Anybody who has tried to maintain a traditional Kentucky bluegrass lawn in an area of the country that experiences hot, dry summers knows the frustration this can sometimes lead to. Nothing against bluegrass; I happen to find it superior in color, texture, and feel compared to other grasses. When allowed to go dormant Kentucky bluegrass is actually very drought tolerant and can survive several months without significant irrigation. The downside to this dormancy is the dreaded brown, dead-like look that many find unacceptable for a lawn. This is the problem of using a non-native, cool-season grass in places that nature never intended it to be used. For those of us that find it difficult to maintain this European native over here in the United States, or would like to save water, time, and cut back on input needs such as pesticide and fertilizer, I suggest buffalograss.
Outstanding Drought Tolerance
Buffalograss (Bouteloua dactyloides) is native to the Great Plains region of the United States, and for thousands of years has been an important forage grass for the American bison. It also happens to be one of the only grasses native to North America that’s used as a turfgrass. Unlike our beloved Kentucky bluegrass, buffalo grass is a warm-season grass. This means it thrives during the hottest times of the year. It loves the heat, and while your neighbor’s bluegrass wilts under the scorching summer sun, a buffalograss seed lawn will remain a brilliant green with little irrigation or effort. On top of its outstanding drought tolerant features, this species is much slower growing than other lawn grasses. This in turn cuts back on the maintenance involved in mowing, trimming, and fertilizing. In fact, buffalograss will actually fail if over-managed.

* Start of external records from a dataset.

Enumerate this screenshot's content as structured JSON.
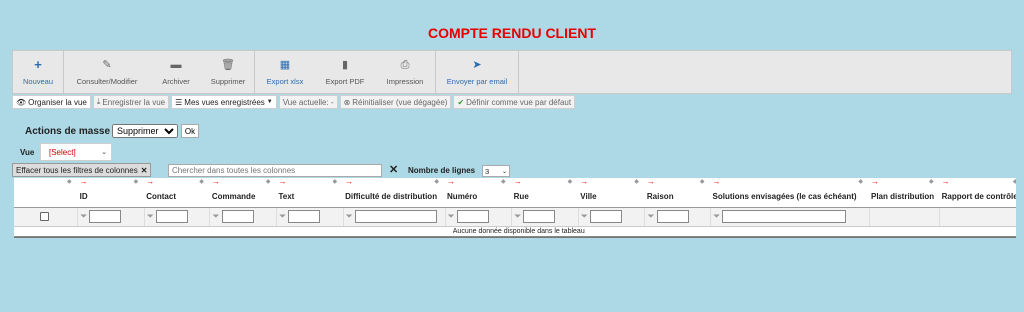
{
  "title": "COMPTE RENDU CLIENT",
  "toolbar": {
    "nouveau": "Nouveau",
    "consulter": "Consulter/Modifier",
    "archiver": "Archiver",
    "supprimer": "Supprimer",
    "export_xlsx": "Export xlsx",
    "export_pdf": "Export PDF",
    "impression": "Impression",
    "envoyer": "Envoyer par email"
  },
  "view_bar": {
    "organiser": "Organiser la vue",
    "enregistrer": "Enregistrer la vue",
    "mes_vues": "Mes vues enregistrées",
    "vue_actuelle": "Vue actuelle: -",
    "reinitialiser": "Réinitialiser (vue dégagée)",
    "defaut": "Définir comme vue par défaut"
  },
  "mass_actions": {
    "label": "Actions de masse",
    "selected": "Supprimer",
    "ok": "Ok"
  },
  "vue": {
    "label": "Vue",
    "selected": "[Select]"
  },
  "filters": {
    "clear_all": "Effacer tous les filtres de colonnes",
    "search_placeholder": "Chercher dans toutes les colonnes",
    "rows_label": "Nombre de lignes",
    "rows_value": "3"
  },
  "table": {
    "columns": [
      "ID",
      "Contact",
      "Commande",
      "Text",
      "Difficulté de distribution",
      "Numéro",
      "Rue",
      "Ville",
      "Raison",
      "Solutions envisagées (le cas échéant)",
      "Plan distribution",
      "Rapport de contrôle"
    ],
    "empty_message": "Aucune donnée disponible dans le tableau"
  },
  "colors": {
    "background": "#add8e6",
    "title": "#e60000",
    "accent_blue": "#2a6db0"
  }
}
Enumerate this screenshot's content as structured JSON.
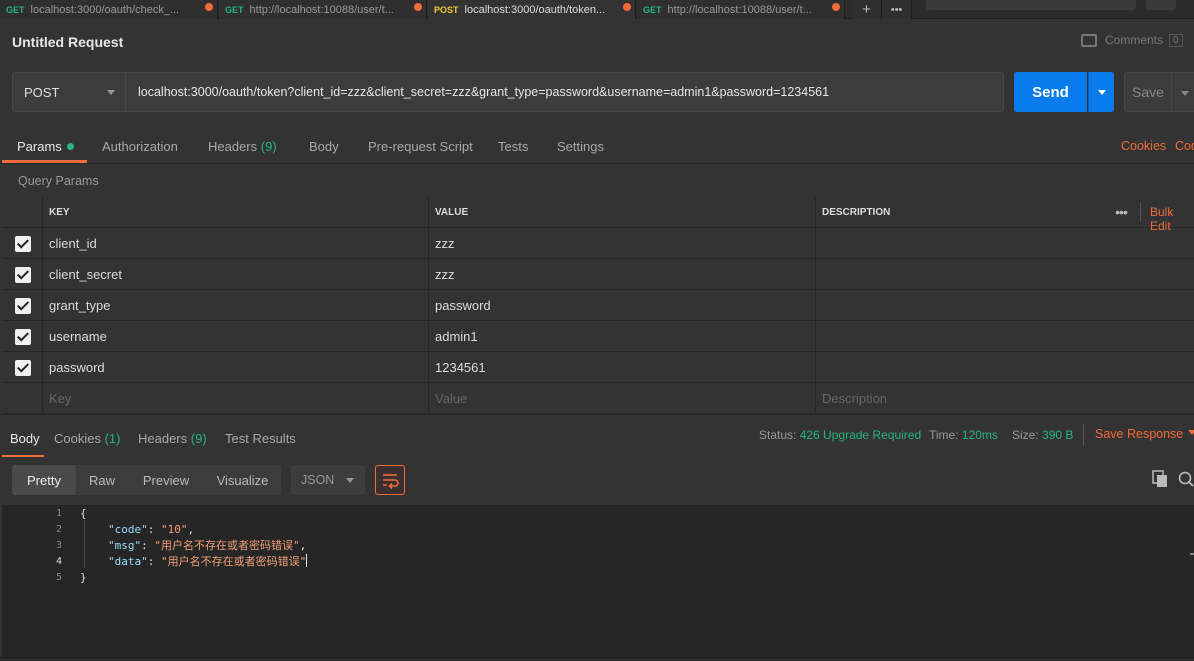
{
  "tabs": [
    {
      "method": "GET",
      "label": "localhost:3000/oauth/check_..."
    },
    {
      "method": "GET",
      "label": "http://localhost:10088/user/t..."
    },
    {
      "method": "POST",
      "label": "localhost:3000/oauth/token..."
    },
    {
      "method": "GET",
      "label": "http://localhost:10088/user/t..."
    }
  ],
  "tab_actions": {
    "add": "+",
    "more": "•••"
  },
  "request": {
    "title": "Untitled Request",
    "comments_label": "Comments",
    "comments_count": "0",
    "method": "POST",
    "url": "localhost:3000/oauth/token?client_id=zzz&client_secret=zzz&grant_type=password&username=admin1&password=1234561",
    "send_label": "Send",
    "save_label": "Save"
  },
  "request_tabs": {
    "params": "Params",
    "authorization": "Authorization",
    "headers": "Headers",
    "headers_count": "(9)",
    "body": "Body",
    "prerequest": "Pre-request Script",
    "tests": "Tests",
    "settings": "Settings",
    "cookies": "Cookies",
    "code": "Code"
  },
  "query_params": {
    "label": "Query Params",
    "columns": {
      "key": "KEY",
      "value": "VALUE",
      "description": "DESCRIPTION"
    },
    "bulk_edit": "Bulk Edit",
    "more": "•••",
    "rows": [
      {
        "key": "client_id",
        "value": "zzz",
        "description": ""
      },
      {
        "key": "client_secret",
        "value": "zzz",
        "description": ""
      },
      {
        "key": "grant_type",
        "value": "password",
        "description": ""
      },
      {
        "key": "username",
        "value": "admin1",
        "description": ""
      },
      {
        "key": "password",
        "value": "1234561",
        "description": ""
      }
    ],
    "placeholders": {
      "key": "Key",
      "value": "Value",
      "description": "Description"
    }
  },
  "response": {
    "tabs": {
      "body": "Body",
      "cookies": "Cookies",
      "cookies_count": "(1)",
      "headers": "Headers",
      "headers_count": "(9)",
      "test_results": "Test Results"
    },
    "status_label": "Status:",
    "status_value": "426 Upgrade Required",
    "time_label": "Time:",
    "time_value": "120ms",
    "size_label": "Size:",
    "size_value": "390 B",
    "save_response": "Save Response",
    "views": {
      "pretty": "Pretty",
      "raw": "Raw",
      "preview": "Preview",
      "visualize": "Visualize"
    },
    "format": "JSON",
    "lines": [
      {
        "n": "1",
        "text": "{"
      },
      {
        "n": "2",
        "key": "\"code\"",
        "value": "\"10\"",
        "trail": ","
      },
      {
        "n": "3",
        "key": "\"msg\"",
        "value": "\"用户名不存在或者密码错误\"",
        "trail": ","
      },
      {
        "n": "4",
        "key": "\"data\"",
        "value": "\"用户名不存在或者密码错误\"",
        "trail": ""
      },
      {
        "n": "5",
        "text": "}"
      }
    ]
  },
  "colors": {
    "accent": "#f26b3a",
    "send": "#097bed",
    "success": "#26b47f"
  }
}
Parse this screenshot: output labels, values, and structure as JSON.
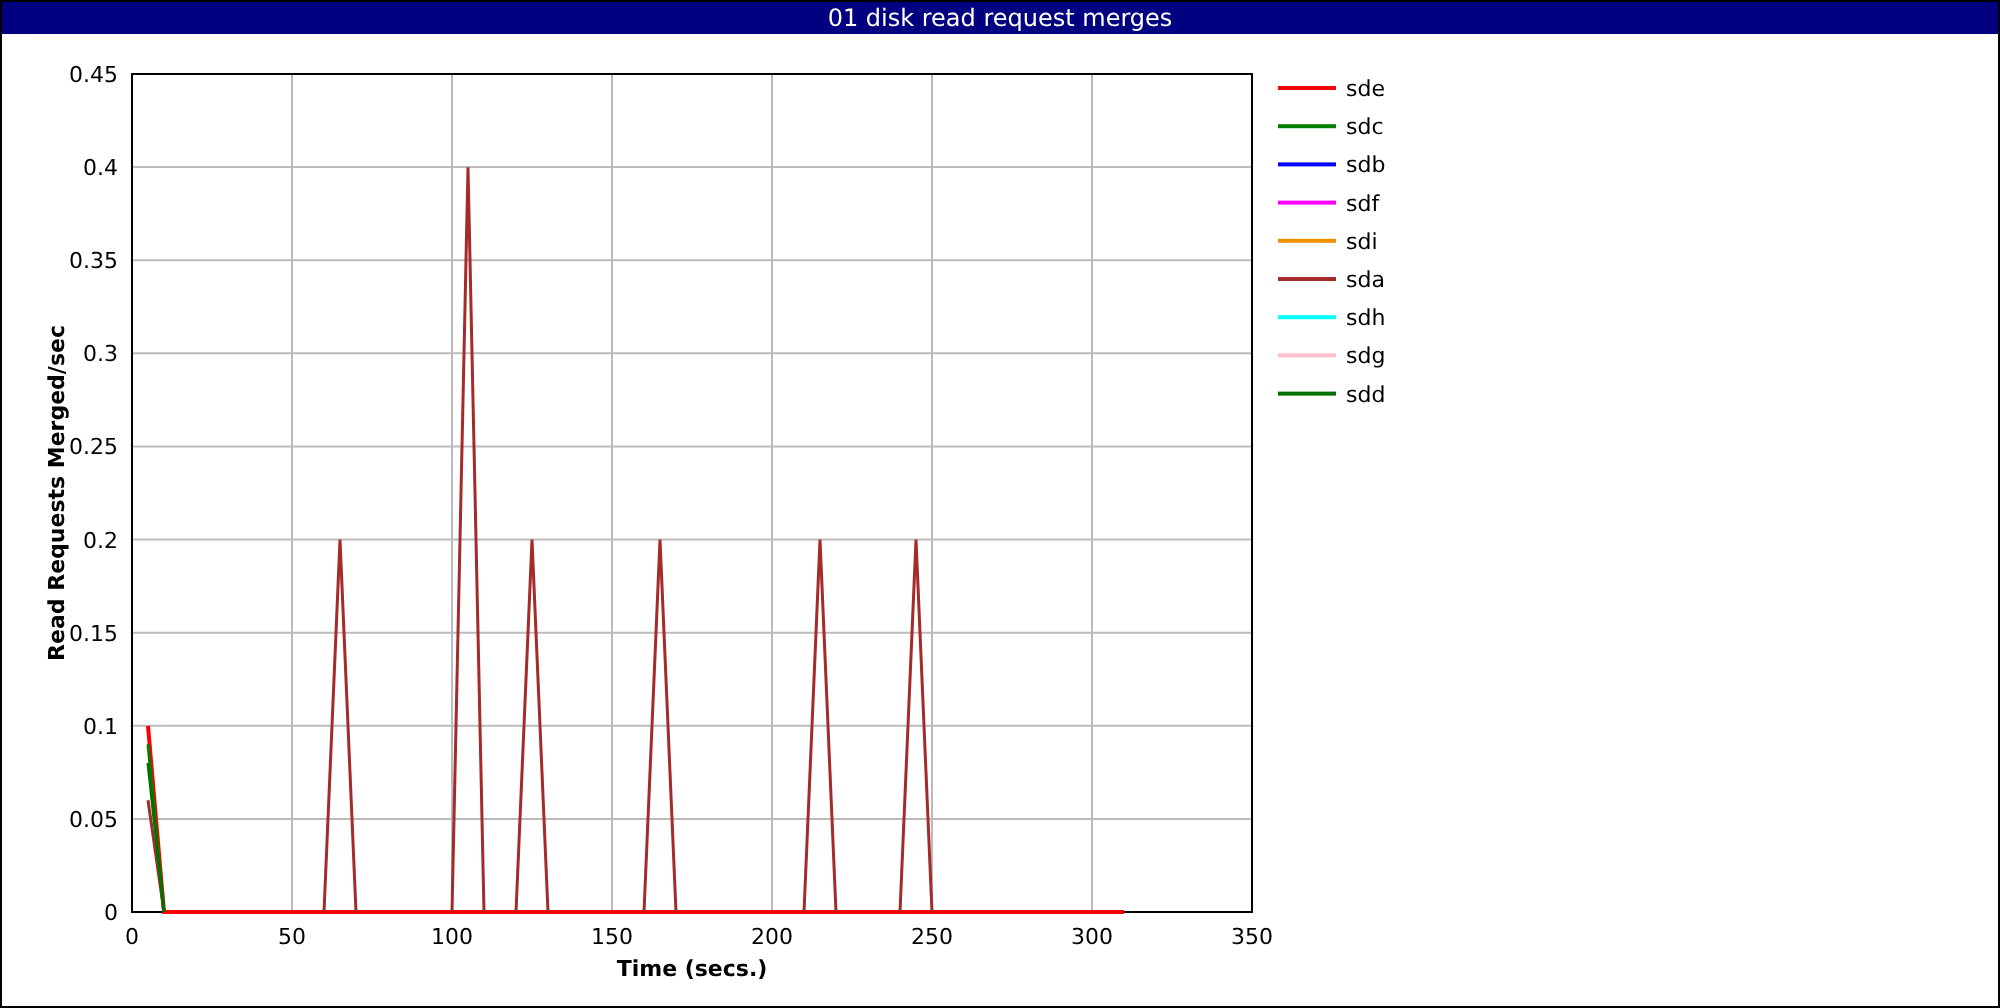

Too much irrigation and fertilizer will harm it. Another benefit of this remarkable grass is its ability to resist pests and disease. This is truly one grass species that doesn’t mind if you forget about it for a while.
A Warm-Season Grass
One major drawback to buffalograss is its winter performance. If your lawn is usually covered by snow in the wintertime, this isn’t such an issue. If you’re lucky enough to live in an area that supports year-round grass growing, you may be disappointed with the winter-time browning of buffalo grass. This is a feature all warm-season grasses share. But if the warm months outnumber the cooler months in your area of the country, it is a great alternative. Another factor to consider is the slow establishment. Compared to traditional bluegrass, fescue, or ryegrass lawns, buffalograss takes longer to form a thick, lush lawn. Eventually it will spread through the use of stolons and will become progressively thicker from year to year. For additional information on how to prepare, establish, fertilize, and maintain a buffalograss lawn, visit our buffalograss growing guide.
Part of a Sustainable Landscape
Buffalograss is a great alternative to higher maintenance grasses and fits well within a sustainable landscape. When combined with other environmentally friendly landscape practices such as rainwater harvesting, mulching grass clippings instead of removing them, and cutting back on mowing frequency, it’s possible to achieve a self-sustaining lawn while still retaining the aesthetic value we all enjoy. Even though it is slightly more expensive due to the difficulty of harvesting the seeds, in the long run it will prove to be a valuable investment. The water savings alone, on top of the money saved from not needing to apply large amounts of fertilizer or pesticides over the years is enough to make it pay for itself. As spring approaches now is the time to consider if a buffalograss lawn is right for you.